“We’re here to underscore the important role that local and regional food systems play for American agriculture and farmers and to announce $320 million of variety of loans and grants which are designed to strengthen the supply chain, to make the food system more resilient and to create a number of opportunities for mid- and small-size operators,” he said.
He spoke June 15 during a visit to the Fresh Start Food Hub & Market in Manchester. The market sells fresh fruits, vegetables and other products grown by immigrant farmers, some of which are distributed via a community-supported agriculture program.
“Thanks to our partnership with federal officials, including Secretary Vilsack’s Department of Agriculture, we’re making significant progress in tackling food insecurity and leading the way in developing new approaches to create more healthy food options in our city,” Manchester Mayor Joyce Craig said.
North Country Growers in New Hampshire is getting a $19.9 million guaranteed loan to build and operate a 20-acre hydroponic greenhouse to grow lettuce and other leafy greens year round, he said.
The project hopes to grow 30 million heads of lettuce a year for sale to local grocery stores and restaurants and distribution throughout the Northeast. It will also support 84 jobs.
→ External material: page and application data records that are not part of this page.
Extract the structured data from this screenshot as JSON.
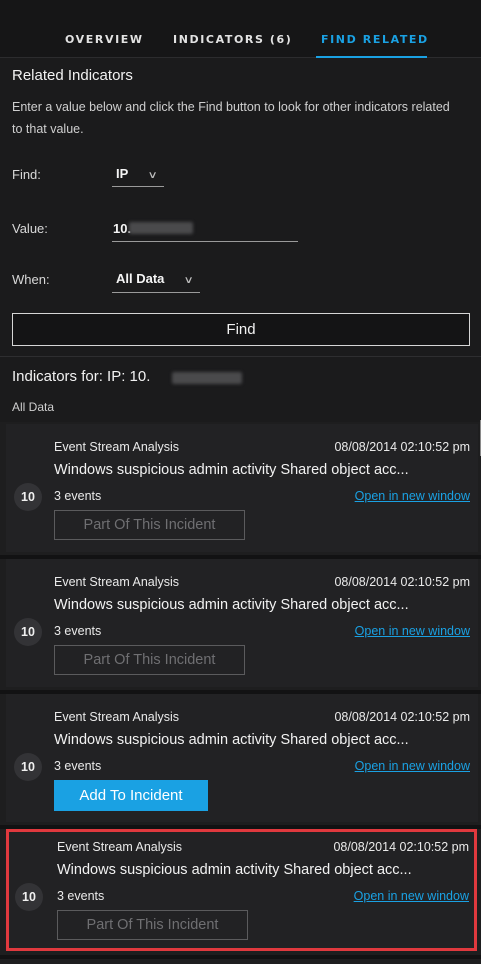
{
  "tabs": [
    "OVERVIEW",
    "INDICATORS (6)",
    "FIND RELATED"
  ],
  "active_tab": "FIND RELATED",
  "form": {
    "heading": "Related Indicators",
    "description": "Enter a value below and click the Find button to look for other indicators related to that value.",
    "find_label": "Find:",
    "find_value": "IP",
    "value_label": "Value:",
    "value_visible": "10.",
    "when_label": "When:",
    "when_value": "All Data",
    "find_button": "Find"
  },
  "results": {
    "heading": "Indicators for: IP: 10.",
    "timeframe": "All Data",
    "items": [
      {
        "source": "Event Stream Analysis",
        "timestamp": "08/08/2014 02:10:52 pm",
        "title": "Windows suspicious admin activity Shared object acc...",
        "count": "10",
        "events": "3 events",
        "link": "Open in new window",
        "action": "Part Of This Incident",
        "action_state": "disabled",
        "highlighted": false
      },
      {
        "source": "Event Stream Analysis",
        "timestamp": "08/08/2014 02:10:52 pm",
        "title": "Windows suspicious admin activity Shared object acc...",
        "count": "10",
        "events": "3 events",
        "link": "Open in new window",
        "action": "Part Of This Incident",
        "action_state": "disabled",
        "highlighted": false
      },
      {
        "source": "Event Stream Analysis",
        "timestamp": "08/08/2014 02:10:52 pm",
        "title": "Windows suspicious admin activity Shared object acc...",
        "count": "10",
        "events": "3 events",
        "link": "Open in new window",
        "action": "Add To Incident",
        "action_state": "primary",
        "highlighted": false
      },
      {
        "source": "Event Stream Analysis",
        "timestamp": "08/08/2014 02:10:52 pm",
        "title": "Windows suspicious admin activity Shared object acc...",
        "count": "10",
        "events": "3 events",
        "link": "Open in new window",
        "action": "Part Of This Incident",
        "action_state": "disabled",
        "highlighted": true
      }
    ]
  },
  "icons": {
    "dropdown": "chevron-down-icon"
  },
  "colors": {
    "background": "#1b1b1c",
    "accent": "#1aa1e3",
    "highlight_border": "#e0393e",
    "disabled_text": "#6f6f72"
  }
}
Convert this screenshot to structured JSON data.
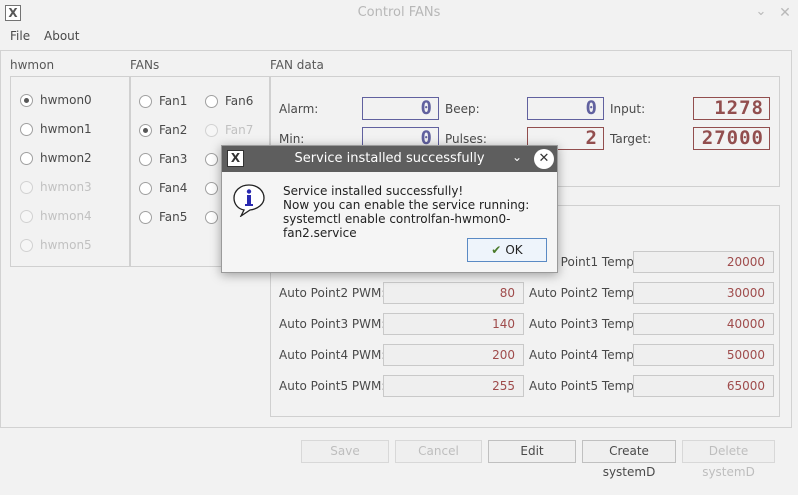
{
  "window": {
    "title": "Control FANs"
  },
  "menu": {
    "file": "File",
    "about": "About"
  },
  "hwmon": {
    "title": "hwmon",
    "items": [
      {
        "label": "hwmon0",
        "checked": true,
        "disabled": false
      },
      {
        "label": "hwmon1",
        "checked": false,
        "disabled": false
      },
      {
        "label": "hwmon2",
        "checked": false,
        "disabled": false
      },
      {
        "label": "hwmon3",
        "checked": false,
        "disabled": true
      },
      {
        "label": "hwmon4",
        "checked": false,
        "disabled": true
      },
      {
        "label": "hwmon5",
        "checked": false,
        "disabled": true
      }
    ]
  },
  "fans": {
    "title": "FANs",
    "col1": [
      "Fan1",
      "Fan2",
      "Fan3",
      "Fan4",
      "Fan5"
    ],
    "col2": [
      "Fan6",
      "Fan7"
    ]
  },
  "fan_data": {
    "title": "FAN data",
    "alarm_label": "Alarm:",
    "alarm": "0",
    "beep_label": "Beep:",
    "beep": "0",
    "input_label": "Input:",
    "input": "1278",
    "min_label": "Min:",
    "min": "0",
    "pulses_label": "Pulses:",
    "pulses": "2",
    "target_label": "Target:",
    "target": "27000"
  },
  "auto_points": {
    "p1_temp_label": "Auto Point1 Temp:",
    "p1_temp": "20000",
    "p2_pwm_label": "Auto Point2 PWM:",
    "p2_pwm": "80",
    "p2_temp_label": "Auto Point2 Temp:",
    "p2_temp": "30000",
    "p3_pwm_label": "Auto Point3 PWM:",
    "p3_pwm": "140",
    "p3_temp_label": "Auto Point3 Temp:",
    "p3_temp": "40000",
    "p4_pwm_label": "Auto Point4 PWM:",
    "p4_pwm": "200",
    "p4_temp_label": "Auto Point4 Temp:",
    "p4_temp": "50000",
    "p5_pwm_label": "Auto Point5 PWM:",
    "p5_pwm": "255",
    "p5_temp_label": "Auto Point5 Temp:",
    "p5_temp": "65000"
  },
  "buttons": {
    "save": "Save",
    "cancel": "Cancel",
    "edit": "Edit",
    "create": "Create systemD",
    "delete": "Delete systemD"
  },
  "dialog": {
    "title": "Service installed successfully",
    "line1": "Service installed successfully!",
    "line2": "Now you can enable the service running:",
    "line3": "systemctl enable controlfan-hwmon0-fan2.service",
    "ok": "OK"
  },
  "colors": {
    "lcd_blue": "#3f3f8a",
    "lcd_red": "#7a2828",
    "dialog_title_bg": "#5e5e5e"
  }
}
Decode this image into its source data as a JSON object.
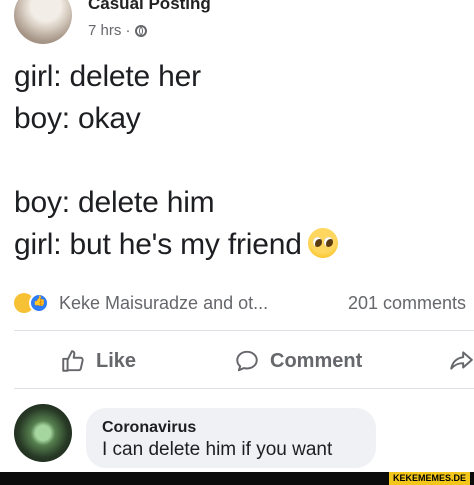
{
  "post": {
    "author": "Casual Posting",
    "time": "7 hrs ·",
    "privacy_icon": "globe-icon",
    "lines": [
      "girl: delete her",
      "boy: okay",
      "boy: delete him",
      "girl: but he's my friend"
    ],
    "emoji": "pleading-face"
  },
  "reactions": {
    "icons": [
      "haha-icon",
      "like-icon"
    ],
    "reactors": "Keke Maisuradze and ot...",
    "comments_count": "201 comments"
  },
  "actions": {
    "like": "Like",
    "comment": "Comment"
  },
  "comment": {
    "author": "Coronavirus",
    "text": "I can delete him if you want"
  },
  "watermark": "KEKEMEMES.DE",
  "colors": {
    "meta_text": "#65676b",
    "bubble": "#eff1f4",
    "watermark_bg": "#f3c61a"
  }
}
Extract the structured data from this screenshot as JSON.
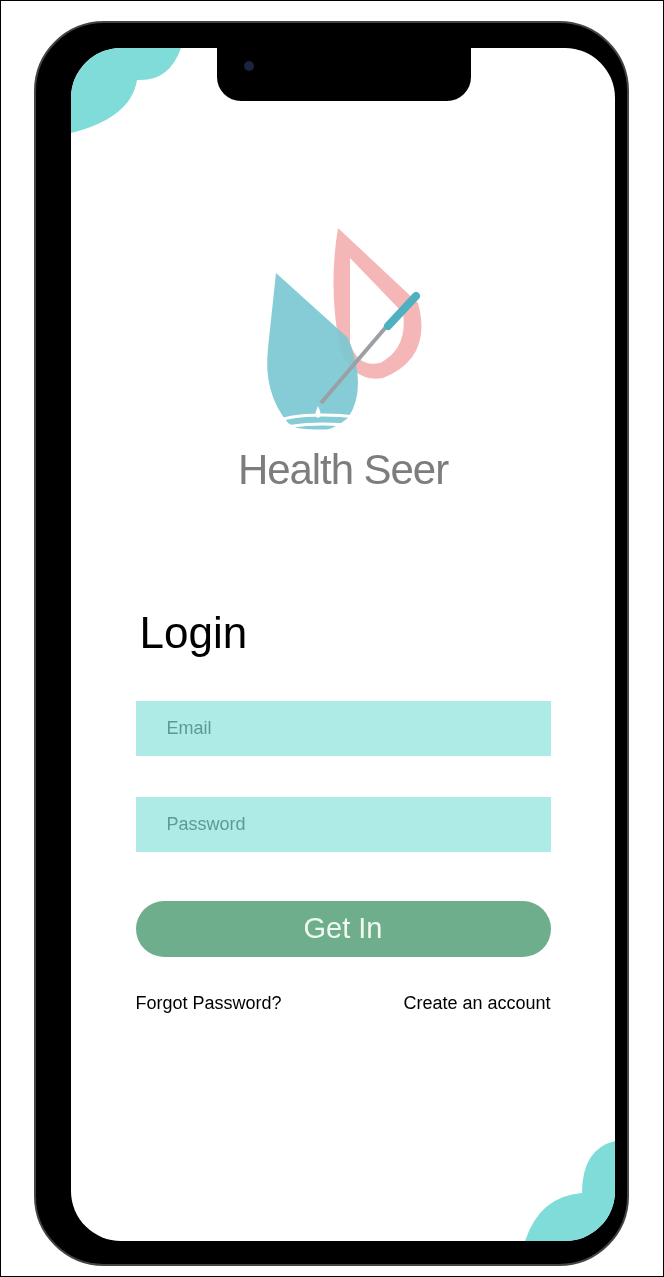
{
  "app": {
    "name": "Health Seer"
  },
  "form": {
    "title": "Login",
    "fields": [
      {
        "placeholder": "Email"
      },
      {
        "placeholder": "Password"
      }
    ],
    "submit": "Get In",
    "links": [
      "Forgot Password?",
      "Create an account"
    ]
  }
}
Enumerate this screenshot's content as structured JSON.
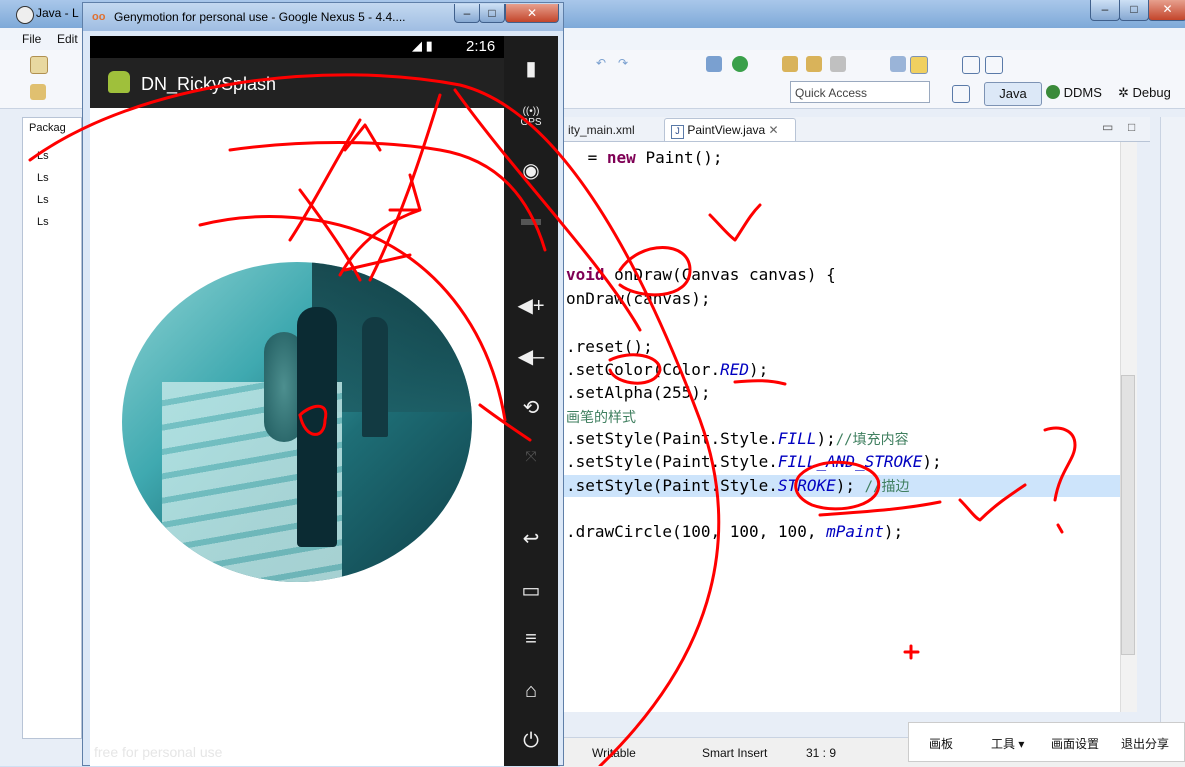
{
  "eclipse": {
    "title": "Java - L",
    "menu": [
      "File",
      "Edit"
    ],
    "quick_access": "Quick Access",
    "perspectives": [
      "Java",
      "DDMS",
      "Debug"
    ],
    "package_explorer_tab": "Packag",
    "package_rows": [
      "Ls",
      "Ls",
      "Ls",
      "Ls"
    ],
    "editor_tabs": [
      "ity_main.xml",
      "PaintView.java"
    ],
    "code_lines": [
      {
        "pre": " = ",
        "kw": "new",
        "post": " Paint();"
      },
      {
        "pre": "",
        "kw": "void",
        "post": " onDraw(Canvas canvas) {"
      },
      {
        "pre": "onDraw(canvas);",
        "kw": "",
        "post": ""
      },
      {
        "pre": ".reset();",
        "kw": "",
        "post": ""
      },
      {
        "pre": ".setColor(Color.",
        "field": "RED",
        "post": ");"
      },
      {
        "pre": ".setAlpha(255);",
        "kw": "",
        "post": ""
      },
      {
        "comment": "画笔的样式"
      },
      {
        "pre": ".setStyle(Paint.Style.",
        "field": "FILL",
        "post": ");",
        "comment": "//填充内容"
      },
      {
        "pre": ".setStyle(Paint.Style.",
        "field": "FILL_AND_STROKE",
        "post": ");"
      },
      {
        "pre": ".setStyle(Paint.Style.",
        "field": "STROKE",
        "post": ");",
        "comment": "//描边"
      },
      {
        "pre": ".drawCircle(100, 100, 100, ",
        "field2": "mPaint",
        "post": ");"
      }
    ],
    "status": {
      "writable": "Writable",
      "insert": "Smart Insert",
      "position": "31 : 9"
    },
    "overlay_tools": [
      "画板",
      "工具 ▾",
      "画面设置",
      "退出分享"
    ]
  },
  "genymotion": {
    "title": "Genymotion for personal use - Google Nexus 5 - 4.4....",
    "status_time": "2:16",
    "app_title": "DN_RickySplash",
    "watermark": "free for personal use",
    "sidebar": [
      "battery-icon",
      "gps-icon",
      "webcam-icon",
      "media-icon",
      "volume-up-icon",
      "volume-down-icon",
      "rotate-icon",
      "pixel-perfect-icon",
      "back-icon",
      "recent-apps-icon",
      "menu-icon",
      "home-icon",
      "power-icon"
    ],
    "gps_label": "GPS"
  },
  "colors": {
    "annotation": "#ff0000",
    "selection": "#cde4fb"
  }
}
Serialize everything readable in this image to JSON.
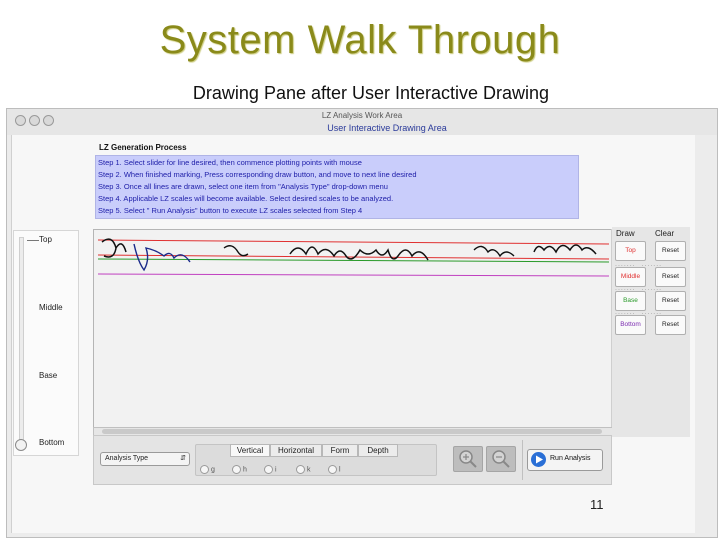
{
  "slide": {
    "title": "System Walk Through",
    "subtitle": "Drawing Pane after User Interactive Drawing",
    "page_number": "11"
  },
  "window": {
    "title": "LZ Analysis Work Area",
    "subtitle": "User Interactive Drawing Area"
  },
  "process": {
    "title": "LZ Generation Process",
    "steps": [
      "Step 1. Select slider for line desired, then commence plotting  points with mouse",
      "Step 2. When finished marking, Press corresponding draw button, and move to next line desired",
      "Step 3. Once all lines are drawn, select one item from \"Analysis Type\" drop-down menu",
      "Step 4. Applicable LZ scales will become available. Select desired scales to be analyzed.",
      "Step 5. Select \" Run Analysis\" button to execute LZ scales selected from Step 4"
    ]
  },
  "slider": {
    "labels": [
      "Top",
      "Middle",
      "Base",
      "Bottom"
    ]
  },
  "draw_panel": {
    "draw_header": "Draw",
    "clear_header": "Clear",
    "draw_buttons": [
      "Top",
      "Middle",
      "Base",
      "Bottom"
    ],
    "clear_buttons": [
      "Reset",
      "Reset",
      "Reset",
      "Reset"
    ],
    "colors": {
      "top": "#e03030",
      "middle": "#e03030",
      "base": "#2a9a2a",
      "bottom": "#7a2ab0"
    }
  },
  "toolbar": {
    "analysis_type_label": "Analysis Type",
    "tabs": [
      "Vertical",
      "Horizontal",
      "Form",
      "Depth"
    ],
    "radio_options": [
      "g",
      "h",
      "i",
      "k",
      "l"
    ],
    "run_label": "Run Analysis"
  }
}
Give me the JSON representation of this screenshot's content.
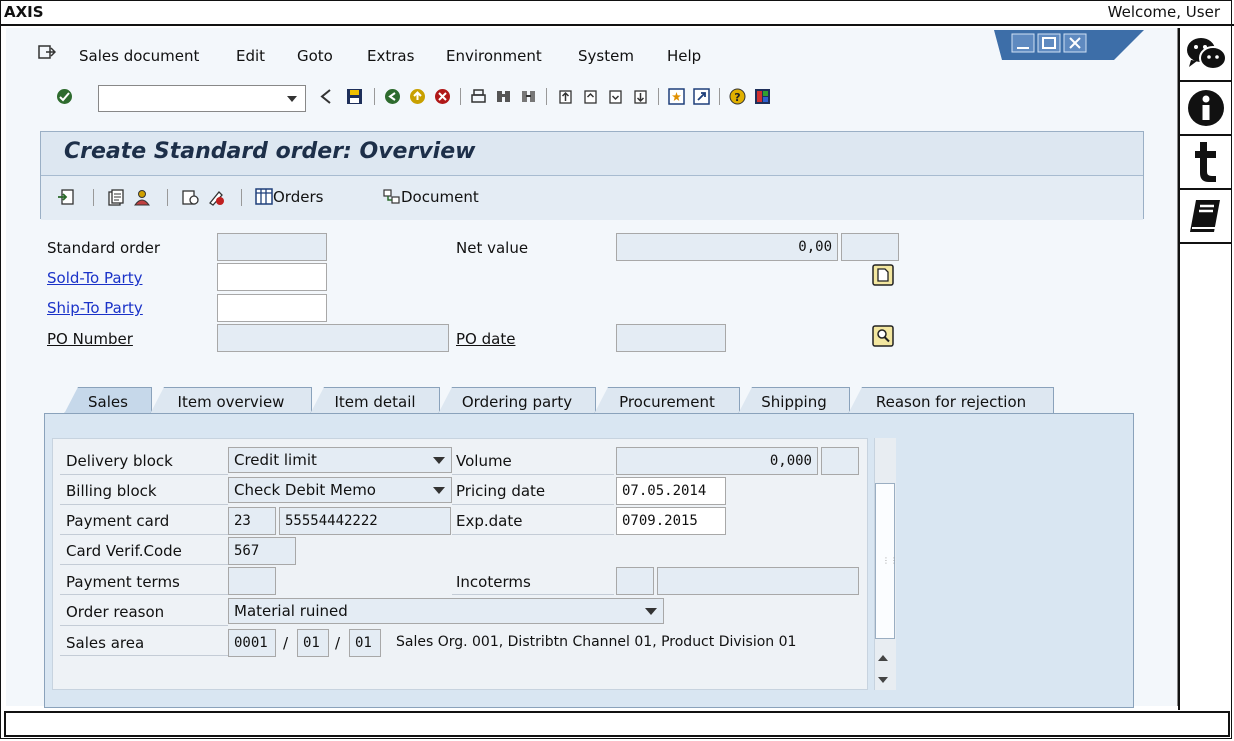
{
  "topbar": {
    "app_title": "AXIS",
    "welcome": "Welcome, User"
  },
  "menu": {
    "items": [
      "Sales document",
      "Edit",
      "Goto",
      "Extras",
      "Environment",
      "System",
      "Help"
    ]
  },
  "header": {
    "title": "Create Standard order: Overview"
  },
  "appbar": {
    "orders_label": "Orders",
    "document_label": "Document"
  },
  "form": {
    "standard_order_label": "Standard order",
    "standard_order_value": "",
    "sold_to_label": "Sold-To Party",
    "sold_to_value": "",
    "ship_to_label": "Ship-To Party",
    "ship_to_value": "",
    "po_number_label": "PO Number",
    "po_number_value": "",
    "net_value_label": "Net value",
    "net_value": "0,00",
    "currency": "",
    "po_date_label": "PO date",
    "po_date_value": ""
  },
  "tabs": [
    "Sales",
    "Item overview",
    "Item detail",
    "Ordering party",
    "Procurement",
    "Shipping",
    "Reason for rejection"
  ],
  "sales": {
    "delivery_block_label": "Delivery block",
    "delivery_block_value": "Credit limit",
    "billing_block_label": "Billing block",
    "billing_block_value": "Check Debit Memo",
    "payment_card_label": "Payment card",
    "payment_card_type": "23",
    "payment_card_number": "55554442222",
    "card_verif_label": "Card Verif.Code",
    "card_verif_value": "567",
    "payment_terms_label": "Payment terms",
    "payment_terms_value": "",
    "order_reason_label": "Order reason",
    "order_reason_value": "Material ruined",
    "sales_area_label": "Sales area",
    "sales_org": "0001",
    "distr_channel": "01",
    "division": "01",
    "sep1": "/",
    "sep2": "/",
    "sales_area_desc": "Sales Org. 001, Distribtn Channel 01, Product Division 01",
    "volume_label": "Volume",
    "volume_value": "0,000",
    "volume_unit": "",
    "pricing_date_label": "Pricing date",
    "pricing_date_value": "07.05.2014",
    "exp_date_label": "Exp.date",
    "exp_date_value": "0709.2015",
    "incoterms_label": "Incoterms",
    "incoterms_code": "",
    "incoterms_place": ""
  },
  "colors": {
    "accent_title": "#1d2f49",
    "link": "#1a32c8",
    "panel": "#dde7f1"
  }
}
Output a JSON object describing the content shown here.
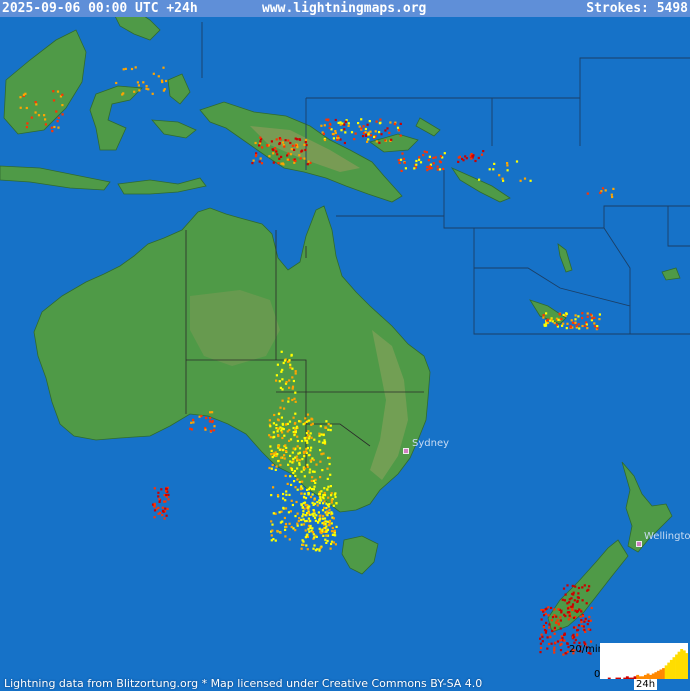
{
  "header": {
    "timestamp": "2025-09-06 00:00 UTC +24h",
    "site": "www.lightningmaps.org",
    "strokes_label": "Strokes: 5498"
  },
  "footer": {
    "credit": "Lightning data from Blitzortung.org  *  Map licensed under Creative Commons BY-SA 4.0"
  },
  "cities": [
    {
      "name": "Sydney"
    },
    {
      "name": "Wellington"
    }
  ],
  "histogram": {
    "rate_label": "20/min",
    "zero_label": "0",
    "span_label": "24h",
    "bars": [
      0,
      0,
      0,
      1,
      0,
      0,
      1,
      1,
      0,
      1,
      2,
      1,
      1,
      2,
      3,
      2,
      2,
      3,
      4,
      3,
      4,
      5,
      6,
      7,
      8,
      10,
      12,
      14,
      16,
      18,
      20,
      22,
      21,
      19
    ]
  },
  "colors": {
    "ocean": "#1672c8",
    "land": "#4f9a47",
    "land_dark": "#3f8a3c",
    "highland": "#8a9b5a",
    "border": "#2a2a2a",
    "recent": "#ffff00",
    "mid": "#ffa500",
    "old": "#ff3300",
    "oldest": "#cc0000"
  }
}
Other businesses that will benefit from the investments include a meat market and a bison processing facility that will expand production capabilities; a berry processor that will purchase equipment to expand production capacity; and a plant-based yogurt manufacturer and a cold storage facility that will expand sustainable options for consumers.
Strengthening market opportunities has an economic benefit for small- and mid-sized producers. More market opportunities means more competitive prices.
“And when you create a local and regional food system, you are reducing some costs associated with getting that food to consumers,” Vilsack said.